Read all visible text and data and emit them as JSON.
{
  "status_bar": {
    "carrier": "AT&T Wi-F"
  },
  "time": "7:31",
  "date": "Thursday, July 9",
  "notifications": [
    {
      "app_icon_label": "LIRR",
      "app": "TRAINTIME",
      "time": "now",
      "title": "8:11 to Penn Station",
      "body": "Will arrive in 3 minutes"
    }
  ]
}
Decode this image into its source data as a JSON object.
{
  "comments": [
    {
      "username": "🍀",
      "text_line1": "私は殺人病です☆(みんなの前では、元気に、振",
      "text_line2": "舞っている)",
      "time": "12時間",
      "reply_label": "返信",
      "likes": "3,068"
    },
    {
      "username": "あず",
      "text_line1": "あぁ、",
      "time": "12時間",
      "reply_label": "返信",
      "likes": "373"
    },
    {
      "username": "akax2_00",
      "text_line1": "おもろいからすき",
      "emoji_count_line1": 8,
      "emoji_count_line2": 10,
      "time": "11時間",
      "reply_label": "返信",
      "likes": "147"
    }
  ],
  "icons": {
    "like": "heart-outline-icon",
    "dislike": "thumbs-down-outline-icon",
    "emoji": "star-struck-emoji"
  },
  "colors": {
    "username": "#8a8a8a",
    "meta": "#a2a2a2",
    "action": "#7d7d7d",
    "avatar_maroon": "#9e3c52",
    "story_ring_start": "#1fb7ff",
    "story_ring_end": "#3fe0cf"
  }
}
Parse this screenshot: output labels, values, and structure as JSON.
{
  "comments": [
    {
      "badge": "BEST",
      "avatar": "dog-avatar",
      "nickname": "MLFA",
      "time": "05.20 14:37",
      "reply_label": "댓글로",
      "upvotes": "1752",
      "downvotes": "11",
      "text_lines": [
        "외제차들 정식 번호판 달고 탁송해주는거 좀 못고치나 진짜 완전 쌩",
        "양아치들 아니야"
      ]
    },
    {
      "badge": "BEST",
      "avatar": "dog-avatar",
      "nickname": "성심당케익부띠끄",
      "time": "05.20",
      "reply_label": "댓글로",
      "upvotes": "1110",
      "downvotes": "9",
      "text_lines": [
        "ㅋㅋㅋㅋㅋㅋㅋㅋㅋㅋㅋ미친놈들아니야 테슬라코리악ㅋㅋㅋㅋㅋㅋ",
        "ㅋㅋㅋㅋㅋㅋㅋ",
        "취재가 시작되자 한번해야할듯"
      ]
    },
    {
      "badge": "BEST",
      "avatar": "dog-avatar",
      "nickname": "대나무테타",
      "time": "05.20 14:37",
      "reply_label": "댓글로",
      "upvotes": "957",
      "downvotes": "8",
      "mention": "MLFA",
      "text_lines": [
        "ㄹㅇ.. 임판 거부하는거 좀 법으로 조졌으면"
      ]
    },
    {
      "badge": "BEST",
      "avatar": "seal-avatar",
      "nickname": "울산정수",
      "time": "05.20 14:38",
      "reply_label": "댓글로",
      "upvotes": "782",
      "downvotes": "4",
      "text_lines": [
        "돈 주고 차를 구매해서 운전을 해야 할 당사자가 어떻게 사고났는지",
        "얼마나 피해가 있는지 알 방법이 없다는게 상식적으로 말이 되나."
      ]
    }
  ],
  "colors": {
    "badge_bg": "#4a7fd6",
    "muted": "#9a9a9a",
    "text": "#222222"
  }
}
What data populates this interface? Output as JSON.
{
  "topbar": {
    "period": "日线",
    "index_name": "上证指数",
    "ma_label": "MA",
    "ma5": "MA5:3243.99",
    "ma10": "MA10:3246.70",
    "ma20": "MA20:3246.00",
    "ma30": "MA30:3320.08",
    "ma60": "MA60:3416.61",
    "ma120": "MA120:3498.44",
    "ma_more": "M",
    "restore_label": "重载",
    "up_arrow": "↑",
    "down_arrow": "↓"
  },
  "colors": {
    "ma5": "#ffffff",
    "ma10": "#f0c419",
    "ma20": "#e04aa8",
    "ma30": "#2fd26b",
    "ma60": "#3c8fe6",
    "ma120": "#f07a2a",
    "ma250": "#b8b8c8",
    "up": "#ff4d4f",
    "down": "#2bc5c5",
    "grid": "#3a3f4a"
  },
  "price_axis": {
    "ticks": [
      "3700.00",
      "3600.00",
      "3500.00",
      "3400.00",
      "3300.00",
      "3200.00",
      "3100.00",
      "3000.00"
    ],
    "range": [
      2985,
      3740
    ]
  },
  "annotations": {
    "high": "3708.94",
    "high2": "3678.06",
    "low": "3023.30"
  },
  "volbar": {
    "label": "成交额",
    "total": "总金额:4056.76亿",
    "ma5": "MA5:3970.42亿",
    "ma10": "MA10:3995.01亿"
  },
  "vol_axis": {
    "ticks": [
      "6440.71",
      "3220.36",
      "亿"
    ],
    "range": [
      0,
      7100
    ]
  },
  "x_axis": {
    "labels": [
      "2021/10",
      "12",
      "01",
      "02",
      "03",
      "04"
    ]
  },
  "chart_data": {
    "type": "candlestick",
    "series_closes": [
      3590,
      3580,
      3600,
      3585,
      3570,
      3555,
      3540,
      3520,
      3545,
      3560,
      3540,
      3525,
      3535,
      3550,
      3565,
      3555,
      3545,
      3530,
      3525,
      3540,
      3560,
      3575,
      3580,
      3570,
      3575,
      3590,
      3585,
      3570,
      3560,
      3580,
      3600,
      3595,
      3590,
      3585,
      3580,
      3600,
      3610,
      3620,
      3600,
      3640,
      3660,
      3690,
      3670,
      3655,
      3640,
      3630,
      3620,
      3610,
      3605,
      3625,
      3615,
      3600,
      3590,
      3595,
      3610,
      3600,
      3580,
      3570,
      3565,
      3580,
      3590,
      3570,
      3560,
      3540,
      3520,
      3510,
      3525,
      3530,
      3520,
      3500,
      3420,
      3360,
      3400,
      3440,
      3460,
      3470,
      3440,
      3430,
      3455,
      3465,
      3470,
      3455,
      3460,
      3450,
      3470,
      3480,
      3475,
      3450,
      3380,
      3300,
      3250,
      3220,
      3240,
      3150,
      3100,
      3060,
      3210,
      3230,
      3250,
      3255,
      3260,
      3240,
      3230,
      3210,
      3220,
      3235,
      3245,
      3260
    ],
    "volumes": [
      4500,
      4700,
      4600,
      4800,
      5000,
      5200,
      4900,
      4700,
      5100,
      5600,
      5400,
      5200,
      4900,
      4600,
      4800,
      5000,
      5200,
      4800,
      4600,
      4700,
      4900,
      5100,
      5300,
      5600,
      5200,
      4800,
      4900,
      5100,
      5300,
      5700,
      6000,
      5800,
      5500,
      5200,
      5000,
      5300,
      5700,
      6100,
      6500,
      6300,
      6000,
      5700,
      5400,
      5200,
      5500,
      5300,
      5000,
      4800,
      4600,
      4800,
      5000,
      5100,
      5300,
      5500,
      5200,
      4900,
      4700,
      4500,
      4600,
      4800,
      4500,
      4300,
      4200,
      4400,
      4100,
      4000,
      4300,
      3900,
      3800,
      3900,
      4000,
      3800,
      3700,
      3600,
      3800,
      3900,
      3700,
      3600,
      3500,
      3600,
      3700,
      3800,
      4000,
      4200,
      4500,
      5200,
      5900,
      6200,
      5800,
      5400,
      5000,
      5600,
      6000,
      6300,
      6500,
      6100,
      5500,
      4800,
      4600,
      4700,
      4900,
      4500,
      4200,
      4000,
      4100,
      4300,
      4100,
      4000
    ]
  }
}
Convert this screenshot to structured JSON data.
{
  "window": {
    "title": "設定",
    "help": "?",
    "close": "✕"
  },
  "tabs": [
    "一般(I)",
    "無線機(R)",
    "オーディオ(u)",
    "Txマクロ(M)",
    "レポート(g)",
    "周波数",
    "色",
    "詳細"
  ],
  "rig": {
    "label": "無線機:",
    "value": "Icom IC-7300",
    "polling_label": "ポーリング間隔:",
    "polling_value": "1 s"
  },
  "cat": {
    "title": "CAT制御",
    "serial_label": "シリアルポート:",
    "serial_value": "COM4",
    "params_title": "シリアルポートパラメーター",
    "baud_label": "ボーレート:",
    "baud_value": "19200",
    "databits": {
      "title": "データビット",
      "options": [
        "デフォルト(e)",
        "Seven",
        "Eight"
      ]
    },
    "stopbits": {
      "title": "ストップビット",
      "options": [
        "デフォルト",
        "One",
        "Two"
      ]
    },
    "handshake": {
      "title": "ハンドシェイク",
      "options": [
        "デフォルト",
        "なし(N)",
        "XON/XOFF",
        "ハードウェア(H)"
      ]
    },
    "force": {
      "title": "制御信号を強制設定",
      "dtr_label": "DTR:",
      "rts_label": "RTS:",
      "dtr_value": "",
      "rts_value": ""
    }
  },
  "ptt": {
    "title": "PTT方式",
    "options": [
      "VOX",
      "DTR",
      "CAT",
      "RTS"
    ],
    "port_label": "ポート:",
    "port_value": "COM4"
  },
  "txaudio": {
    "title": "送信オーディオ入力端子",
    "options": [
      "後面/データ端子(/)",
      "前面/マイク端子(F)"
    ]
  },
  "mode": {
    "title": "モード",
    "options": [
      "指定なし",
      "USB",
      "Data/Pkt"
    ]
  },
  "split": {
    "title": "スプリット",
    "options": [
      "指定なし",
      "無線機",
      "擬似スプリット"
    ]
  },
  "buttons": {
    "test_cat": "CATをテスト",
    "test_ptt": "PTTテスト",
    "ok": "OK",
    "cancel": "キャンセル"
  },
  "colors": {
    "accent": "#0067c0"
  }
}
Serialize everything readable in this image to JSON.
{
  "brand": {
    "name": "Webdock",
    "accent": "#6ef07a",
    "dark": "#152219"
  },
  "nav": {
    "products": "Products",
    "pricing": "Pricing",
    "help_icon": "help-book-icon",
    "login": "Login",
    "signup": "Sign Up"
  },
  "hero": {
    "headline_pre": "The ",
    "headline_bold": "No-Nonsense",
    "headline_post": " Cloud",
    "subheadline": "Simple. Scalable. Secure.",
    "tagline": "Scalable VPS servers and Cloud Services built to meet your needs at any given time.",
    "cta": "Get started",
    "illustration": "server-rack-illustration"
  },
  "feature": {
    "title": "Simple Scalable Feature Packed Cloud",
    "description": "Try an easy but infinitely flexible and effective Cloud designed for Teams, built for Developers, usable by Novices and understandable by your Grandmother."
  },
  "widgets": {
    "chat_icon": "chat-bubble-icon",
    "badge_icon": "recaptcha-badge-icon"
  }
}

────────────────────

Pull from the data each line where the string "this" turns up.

Decode this image into its source data as a JSON object.
Parse this screenshot: output labels, values, and structure as JSON.
What data populates this interface? Output as JSON.
Convert this screenshot to structured JSON data.
Serialize everything readable in this image to JSON.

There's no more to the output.